The Colombia that inspired Gabriel García Márquez

After skimming the peeling spines of dusty books crammed into an antique cabinet, Luz Marina Tovar finally plucked a paperback from the shelf. Pages curled by Cartagena’s corrosive Caribbean humidity, it looked much older than its 43 years. “1974,” she proclaimed, reading the publication date. “It’s not the first edition, but it’s an early one.” Tovar’s sister, Maria Claudia Sandrock, is a keen traveller who has amassed a collection of more than 100 works by Colombian author Gabriel García Márquez, with translations in 22 languages. All are on display at the siblings’ hotel, The Alfiz, in Cartagena’s colonial pastel print old town. But this book, One Hundred Years of Solitude, is a particular favourite.  Only the Bible has sold more copies in the Spanish language Chronicling the fortunes and repeated failings suffered by seven generations of the Buendia family, Márquez’s landmark novel delves into the Colombian psyche, exploring an exhilarating passion, blind faith and savage pride that has coloured the South American country to this day. 21 reasons why Colombia should be your next holiday destination Why you should go to Colombia now – before it's too late Historical facts swirl with fantasy in a story where self-destructive characters eat dirt, inbred babies are born with pig tails, and blood from a murdered man crosses streets, climbs curbs and turns corners to reach the victim’s mother. On May 30, it will be 50 years since the first copies of Marquez’s Nobel Prize-winning book rolled off a printing press in Buenos Aires in 1967. Only the Bible has sold more copies in the Spanish language, and when Márquez died in 2014, aged 87, Colombia’s President Juan Manuel Santos declared three days of mourning.  Exploring the origins of One Hundred Years of Solitude is a journey through Colombia’s past and present.  Cartagena, where the Continue Reading

A line runs through it: Makanda, Ill., braces as coveted total solar eclipse viewing spot

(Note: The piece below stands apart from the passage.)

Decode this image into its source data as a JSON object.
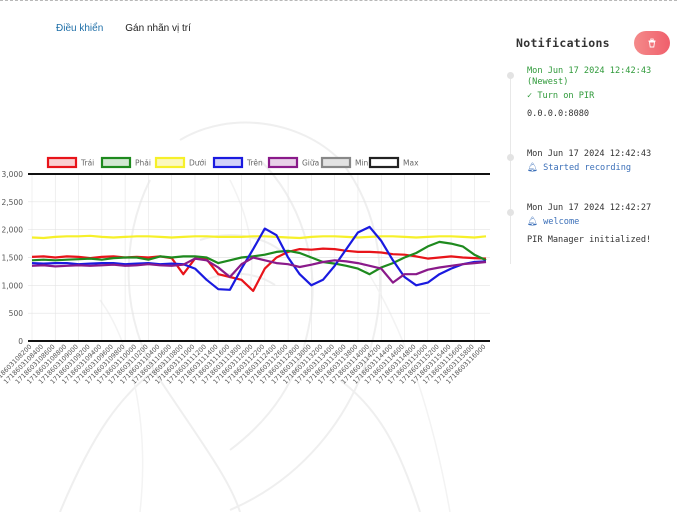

MAKANDA, Ill. • The neon orange stripe runs from the railroad tracks, across the parking lot, to the front door, and up the brick facade of Dave Dardis’ eclectic Rainmaker art studio, shop and gardens.And on Aug. 21, starting at 1:21 p.m., he predicts everyone will want to stand on it.“Here, we got the line. We got the liiine,” said Dardis, who doesn’t really consider himself a hippie but doesn’t get offended if you ask if he is one. “We have everybody beat.” A can of Keystone Light in hand and a blond-gray ponytail falling down his back, Dardis points out the oversized metal bug sculpture he created that’s perched high on the building’s facade, next to the orange stripe. The bug glints in the sun. “We put it up for the eclipse,” he explains.“What else do you think it should be?” Dardis asks, a twinkle in his eye.So shines the sun above Makanda, which NASA calculates will get 2 minutes, 40.2 seconds of darkness during the total solar eclipse on Aug. 21 — more than anywhere else in the United States. If you take the irregularities on the moon’s surface into account, that time is officially 2 minutes, 41.6 seconds. Either way, Dardis will take it. The orange line represents the center of the moon’s shadow, which is roughly 70 miles wide. The shadow’s path will cross America, from Oregon to Makanda to South Carolina. The closer you get to the edge of the circular shadow, the less totality you’ll get. Outside the shadow, you simply get a partial eclipse — no darkness. Dardis said a couple of years ago, somebody sent him a Google map showing him the center of the shadow going through his studio door. “I thought, how can I keep it a secret? I was gonna get rich,” he said, standing by a display of dozens of nickel silver and bronze eclipse pendants, which he crafted and sells for $40 and $50. Now, he and local organizers field inquiries Continue Reading